I left Mum's flat in Tanyard Close at 10.15 and walked down Tanyard Lane, passing by the grand, cream painted  Red Lion pub on the corner of Tanyard Lane and Red Lion Street. (Click  here  to see inside the pub, plus the excellent menus and interesting history.)   But I did not stop at the pub. I was on my way to  Alvechurch Baptist Church  for Sunday worship; a home away from home on Sunday mornings in England. In less than five minutes I was there, and through the open door was hailed by familiar friends. The church is an elongated octagon with three rows of straight backed, polished wooden pews; five rows separated into two in the centre by a low barrier and 7 rows on either side along the window walls. If Mum's friend Trudy Cluderay was there, sitting in her usual spot, I would have joined her, but she was taken ill just before her 97th birthday on July 29th and has not been able to get out to church. So I found an seat in an empty row at the back, in the centre

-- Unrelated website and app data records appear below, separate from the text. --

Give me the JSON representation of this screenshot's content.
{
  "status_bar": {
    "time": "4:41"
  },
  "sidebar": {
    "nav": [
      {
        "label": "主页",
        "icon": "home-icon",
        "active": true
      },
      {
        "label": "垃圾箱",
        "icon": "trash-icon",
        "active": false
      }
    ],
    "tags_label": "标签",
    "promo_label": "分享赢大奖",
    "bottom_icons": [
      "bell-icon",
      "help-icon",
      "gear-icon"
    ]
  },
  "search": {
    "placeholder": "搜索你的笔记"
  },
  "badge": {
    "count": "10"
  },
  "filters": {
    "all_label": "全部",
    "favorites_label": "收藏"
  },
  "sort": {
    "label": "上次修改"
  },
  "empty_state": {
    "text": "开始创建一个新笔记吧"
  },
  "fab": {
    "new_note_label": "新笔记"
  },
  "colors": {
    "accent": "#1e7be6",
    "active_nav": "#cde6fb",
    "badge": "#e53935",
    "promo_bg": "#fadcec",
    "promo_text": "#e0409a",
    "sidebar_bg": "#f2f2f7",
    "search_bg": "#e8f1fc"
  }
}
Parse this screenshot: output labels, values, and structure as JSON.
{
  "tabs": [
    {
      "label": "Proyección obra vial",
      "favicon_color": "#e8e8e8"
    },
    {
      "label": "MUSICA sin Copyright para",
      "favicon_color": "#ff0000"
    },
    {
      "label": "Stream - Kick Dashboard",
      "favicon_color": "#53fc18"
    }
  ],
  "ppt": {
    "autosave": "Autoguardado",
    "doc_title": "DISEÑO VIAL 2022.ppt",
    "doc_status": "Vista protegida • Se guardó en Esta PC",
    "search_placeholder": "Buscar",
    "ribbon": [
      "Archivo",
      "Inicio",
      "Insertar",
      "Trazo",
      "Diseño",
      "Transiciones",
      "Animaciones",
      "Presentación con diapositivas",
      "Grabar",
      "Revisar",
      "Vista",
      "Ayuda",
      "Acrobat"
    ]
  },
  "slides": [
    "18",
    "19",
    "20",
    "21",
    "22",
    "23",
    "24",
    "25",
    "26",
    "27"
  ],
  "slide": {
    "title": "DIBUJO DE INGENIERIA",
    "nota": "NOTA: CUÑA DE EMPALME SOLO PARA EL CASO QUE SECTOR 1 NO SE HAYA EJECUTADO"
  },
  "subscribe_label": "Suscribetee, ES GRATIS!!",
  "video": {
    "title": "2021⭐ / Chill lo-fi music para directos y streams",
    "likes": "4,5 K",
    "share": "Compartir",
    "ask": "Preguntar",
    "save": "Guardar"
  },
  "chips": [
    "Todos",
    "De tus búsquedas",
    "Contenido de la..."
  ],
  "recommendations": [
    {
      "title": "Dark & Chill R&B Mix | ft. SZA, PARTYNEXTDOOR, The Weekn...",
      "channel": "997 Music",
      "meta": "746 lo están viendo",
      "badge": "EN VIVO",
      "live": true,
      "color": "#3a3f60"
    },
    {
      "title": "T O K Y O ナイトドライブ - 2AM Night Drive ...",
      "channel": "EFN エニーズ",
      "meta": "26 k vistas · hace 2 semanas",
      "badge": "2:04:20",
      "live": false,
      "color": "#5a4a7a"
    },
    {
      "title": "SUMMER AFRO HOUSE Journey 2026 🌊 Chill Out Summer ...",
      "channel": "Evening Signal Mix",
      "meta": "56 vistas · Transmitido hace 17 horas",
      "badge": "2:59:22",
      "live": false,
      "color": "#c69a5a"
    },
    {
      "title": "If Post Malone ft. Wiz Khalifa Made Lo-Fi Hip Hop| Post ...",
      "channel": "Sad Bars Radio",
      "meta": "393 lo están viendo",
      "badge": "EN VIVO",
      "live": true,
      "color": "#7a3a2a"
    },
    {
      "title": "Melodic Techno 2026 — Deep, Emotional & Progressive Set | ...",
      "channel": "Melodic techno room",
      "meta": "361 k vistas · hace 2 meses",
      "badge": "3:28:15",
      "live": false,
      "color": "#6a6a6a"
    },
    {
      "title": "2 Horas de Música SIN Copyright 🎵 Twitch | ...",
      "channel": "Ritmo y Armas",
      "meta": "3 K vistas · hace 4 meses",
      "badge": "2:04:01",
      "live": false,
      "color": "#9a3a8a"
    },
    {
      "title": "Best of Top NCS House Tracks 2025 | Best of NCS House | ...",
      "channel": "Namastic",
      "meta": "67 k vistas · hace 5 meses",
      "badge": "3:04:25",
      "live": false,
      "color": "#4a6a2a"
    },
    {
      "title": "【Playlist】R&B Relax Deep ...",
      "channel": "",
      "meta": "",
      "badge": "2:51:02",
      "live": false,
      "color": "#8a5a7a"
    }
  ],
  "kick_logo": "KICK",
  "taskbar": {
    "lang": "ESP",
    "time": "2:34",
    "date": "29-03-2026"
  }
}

By Belinda I wish I could add fragrance to a blog post but you will just have to imagine the most delectable smell of fresh strawberry! They were so far removed from the hard, flavourless, force grown variety so often on sale in the grocery stores. Rob and I went to Sainsbury's for a few groceries and after carefully checking the freezer shelves, I bought a tub of Mackies of Scotland Traditional Luxury Dairy Icecream  to accompany the strawberries waiting at home. The tub said that the icecream was made on the family farm with fresh, whole milk from "our own herd" in Aberdeenshire. It turned out to be a great choice as it tasted like old fashioned icecream from childhood, with no artificial taste, just delicious vanilla. Later in the day, Rob's younger son, Tim, joined us for supper. He has grown so tall all of a sudden that I am beginning to feel quite short! We had a conversation about the book I was reading and he said, with interest, "I should start readin